On Dec. 5, the parents of about 10 members of the Penn women’s swim team sent an open letter to the NCAA begging it to reconsider its rules that allow Thomas to compete as a female.

“At stake here is the integrity of women’s sports,” reads the letter, which was obtained by the Daily Mail.

But the parents didn’t reveal their identities. There’s too much at stake for their offspring in woke academia and woke society: ostracism, loss of athletic scholarships, dismal futures in graduate school, or the job market once they leave Penn.

And not a word of protest has been heard from feminist sports celebrities such as soccer superstar Megan Rapinoe. They know what happened when tennis legend Martina Navratilova complained in 2019 that it was “unfair” for biological males to compete athletically against biological females. She called it “cheating.” Navratilova was forced to issue a lengthy apology.

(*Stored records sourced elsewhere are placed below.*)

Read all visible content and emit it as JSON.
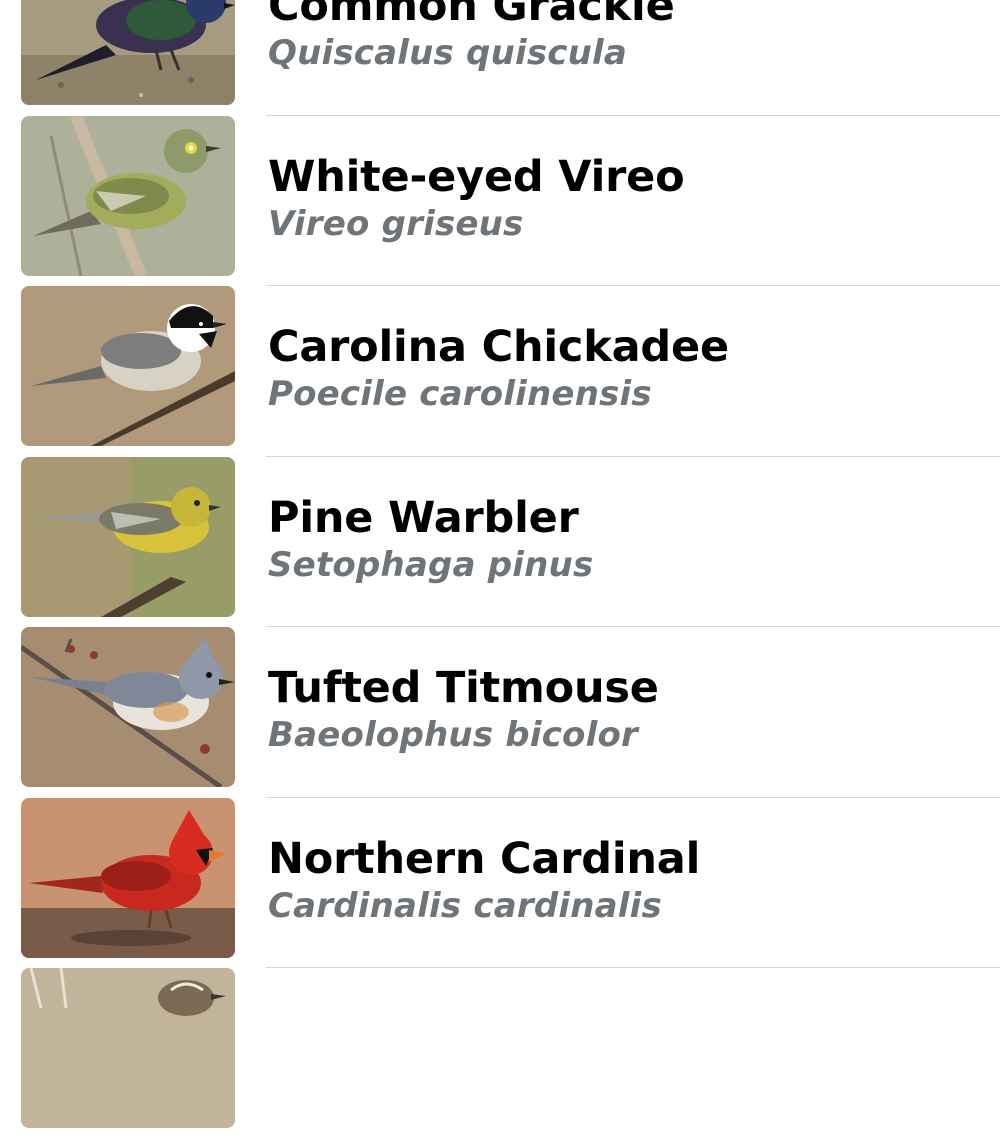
{
  "birds": [
    {
      "common_name": "Common Grackle",
      "scientific_name": "Quiscalus quiscula",
      "photo_icon": "common-grackle-photo"
    },
    {
      "common_name": "White-eyed Vireo",
      "scientific_name": "Vireo griseus",
      "photo_icon": "white-eyed-vireo-photo"
    },
    {
      "common_name": "Carolina Chickadee",
      "scientific_name": "Poecile carolinensis",
      "photo_icon": "carolina-chickadee-photo"
    },
    {
      "common_name": "Pine Warbler",
      "scientific_name": "Setophaga pinus",
      "photo_icon": "pine-warbler-photo"
    },
    {
      "common_name": "Tufted Titmouse",
      "scientific_name": "Baeolophus bicolor",
      "photo_icon": "tufted-titmouse-photo"
    },
    {
      "common_name": "Northern Cardinal",
      "scientific_name": "Cardinalis cardinalis",
      "photo_icon": "northern-cardinal-photo"
    },
    {
      "common_name": "",
      "scientific_name": "",
      "photo_icon": "partial-bird-photo"
    }
  ],
  "colors": {
    "primary_text": "#000000",
    "secondary_text": "#6f7479",
    "separator": "#d5d5d8",
    "background": "#ffffff"
  }
}
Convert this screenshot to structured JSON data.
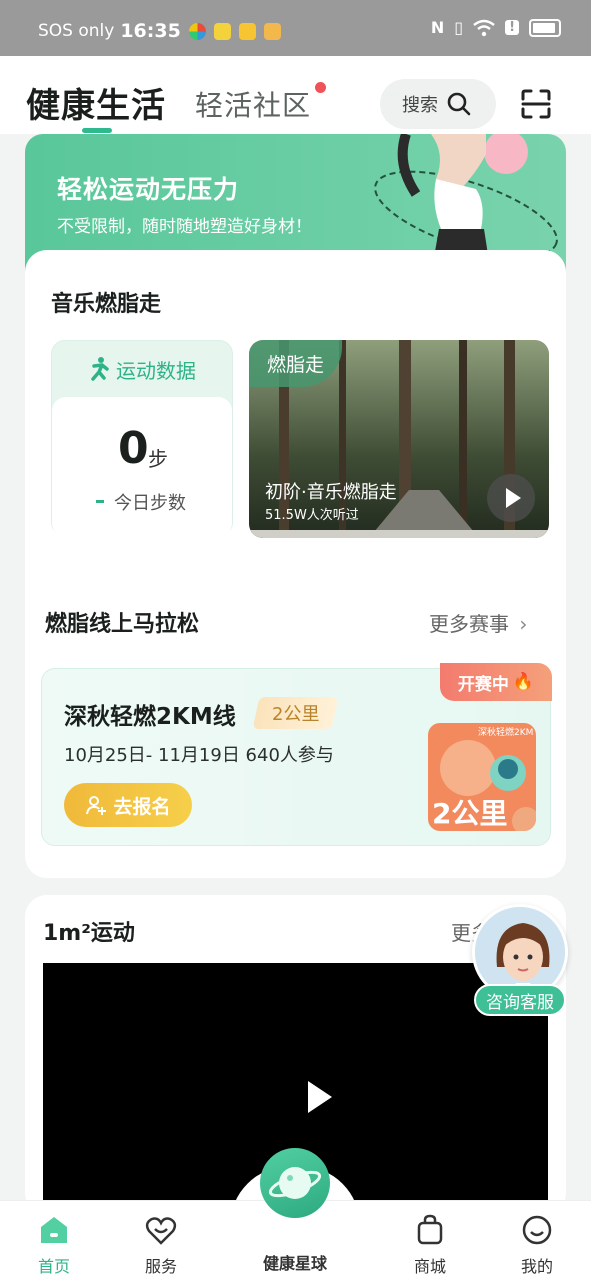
{
  "status_bar": {
    "carrier": "SOS only",
    "time": "16:35"
  },
  "header": {
    "tab_active": "健康生活",
    "tab_other": "轻活社区",
    "search_label": "搜索"
  },
  "banner": {
    "title": "轻松运动无压力",
    "subtitle": "不受限制，随时随地塑造好身材！"
  },
  "music_section": {
    "title": "音乐燃脂走",
    "steps_card": {
      "header": "运动数据",
      "steps": "0",
      "unit": "步",
      "label": "今日步数"
    },
    "video": {
      "tag": "燃脂走",
      "title": "初阶·音乐燃脂走",
      "views": "51.5W人次听过"
    }
  },
  "marathon_section": {
    "title": "燃脂线上马拉松",
    "more": "更多赛事",
    "race": {
      "title": "深秋轻燃2KM线",
      "badge": "2公里",
      "info": "10月25日- 11月19日 640人参与",
      "signup": "去报名",
      "status": "开赛中",
      "art_caption": "深秋轻燃2KM",
      "art_big": "2公里"
    }
  },
  "sport_section": {
    "title": "1m²运动",
    "more": "更多"
  },
  "customer_service": {
    "label": "咨询客服"
  },
  "bottom_nav": {
    "home": "首页",
    "service": "服务",
    "planet": "健康星球",
    "mall": "商城",
    "mine": "我的"
  },
  "colors": {
    "accent": "#2eb389",
    "banner": "#59c79a",
    "signup": "#f0b93a",
    "live": "#f37b6e"
  },
  "icons": [
    "search-icon",
    "scan-icon",
    "run-icon",
    "play-icon",
    "person-add-icon",
    "fire-icon",
    "home-icon",
    "heart-icon",
    "planet-icon",
    "bag-icon",
    "smile-icon",
    "chevron-right-icon"
  ]
}
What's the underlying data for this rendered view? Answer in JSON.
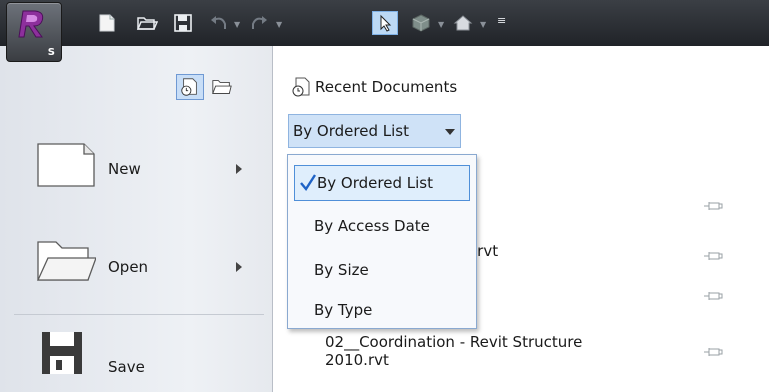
{
  "app": {
    "button_letter": "S",
    "accent": "#7b2d8e"
  },
  "toolbar": {
    "icons": [
      "new-doc-icon",
      "open-folder-icon",
      "save-disk-icon",
      "undo-icon",
      "redo-icon",
      "select-arrow-icon",
      "3d-view-icon",
      "house-icon",
      "customize-caret-icon"
    ]
  },
  "left_menu": {
    "items": [
      {
        "label": "New",
        "icon": "new-document-icon",
        "has_submenu": true
      },
      {
        "label": "Open",
        "icon": "open-folder-icon",
        "has_submenu": true
      },
      {
        "label": "Save",
        "icon": "save-disk-icon",
        "has_submenu": false
      }
    ]
  },
  "recent": {
    "title": "Recent Documents",
    "sort_selected": "By Ordered List",
    "sort_options": [
      "By Ordered List",
      "By Access Date",
      "By Size",
      "By Type"
    ],
    "files": [
      {
        "name": "T.rvt"
      },
      {
        "name": "02__Coordination - Revit Structure\n2010.rvt"
      }
    ]
  }
}
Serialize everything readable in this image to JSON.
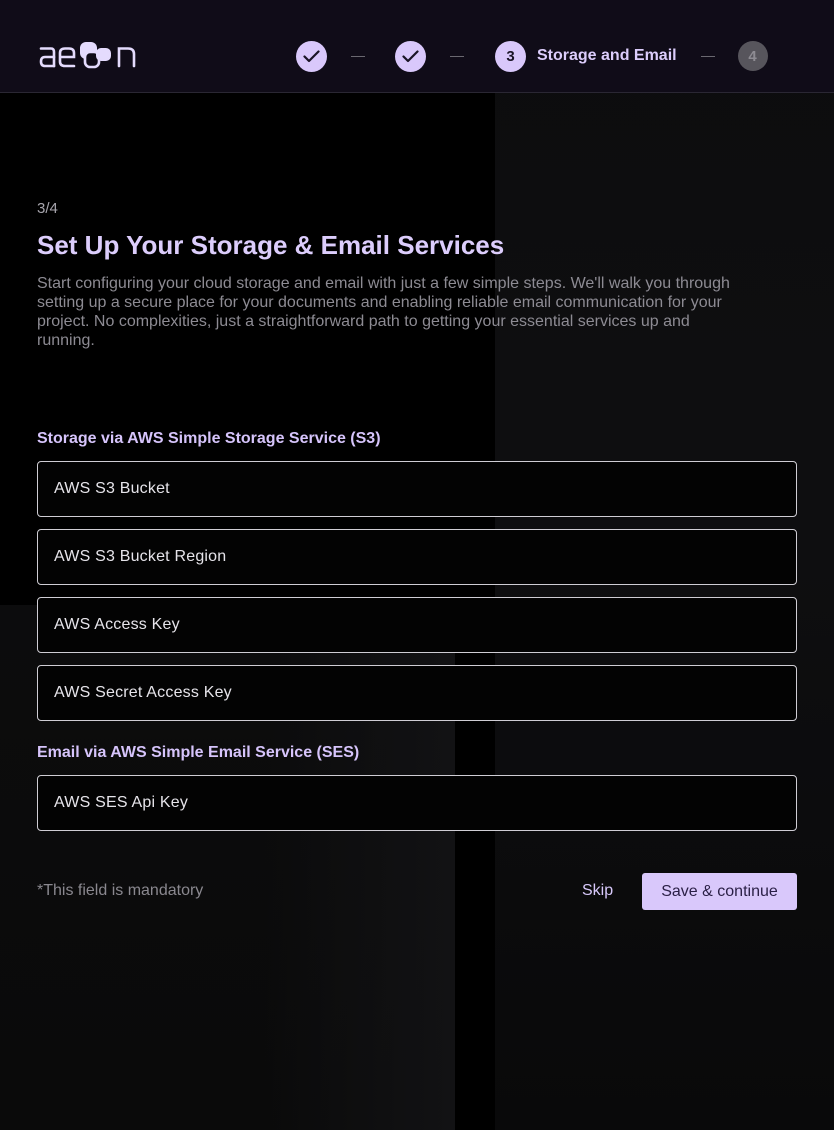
{
  "header": {
    "logo_text": "aeon",
    "steps": [
      {
        "number": "1",
        "state": "done",
        "icon": "check-icon"
      },
      {
        "number": "2",
        "state": "done",
        "icon": "check-icon"
      },
      {
        "number": "3",
        "state": "current",
        "label": "Storage and Email"
      },
      {
        "number": "4",
        "state": "future"
      }
    ]
  },
  "main": {
    "step_count": "3/4",
    "title": "Set Up Your Storage & Email Services",
    "description": "Start configuring your cloud storage and email with just a few simple steps. We'll walk you through setting up a secure place for your documents and enabling reliable email communication for your project. No complexities, just a straightforward path to getting your essential services up and running.",
    "storage_section": {
      "label": "Storage via AWS Simple Storage Service (S3)",
      "fields": [
        {
          "placeholder": "AWS S3 Bucket",
          "value": ""
        },
        {
          "placeholder": "AWS S3 Bucket Region",
          "value": ""
        },
        {
          "placeholder": "AWS Access Key",
          "value": ""
        },
        {
          "placeholder": "AWS Secret Access Key",
          "value": ""
        }
      ]
    },
    "email_section": {
      "label": "Email via AWS Simple Email Service (SES)",
      "fields": [
        {
          "placeholder": "AWS SES Api Key",
          "value": ""
        }
      ]
    },
    "mandatory_note": "*This field is mandatory",
    "skip_label": "Skip",
    "save_label": "Save & continue"
  },
  "colors": {
    "accent": "#d9c8fb",
    "header_bg": "#100c18",
    "page_bg": "#000000"
  }
}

Syndicated columnist Dennis Prager has pointed out that after Thomas broke women’s swimming records in Akron, the biological women who had won those records fairly “no longer hold them.” Stripping women’s sports titles from them isn’t just an injustice. It’s an erasure of women from the very institutions that were created to recognize their own genuine athletic achievements.

Views expressed in this article are the opinions of the author and do not necessarily reflect the views of The Epoch Times.

Charlotte Allen is the executive editor of Catholic Arts Today and a frequent contributor to Quillette. She has a doctorate in medieval studies from the Catholic University of America.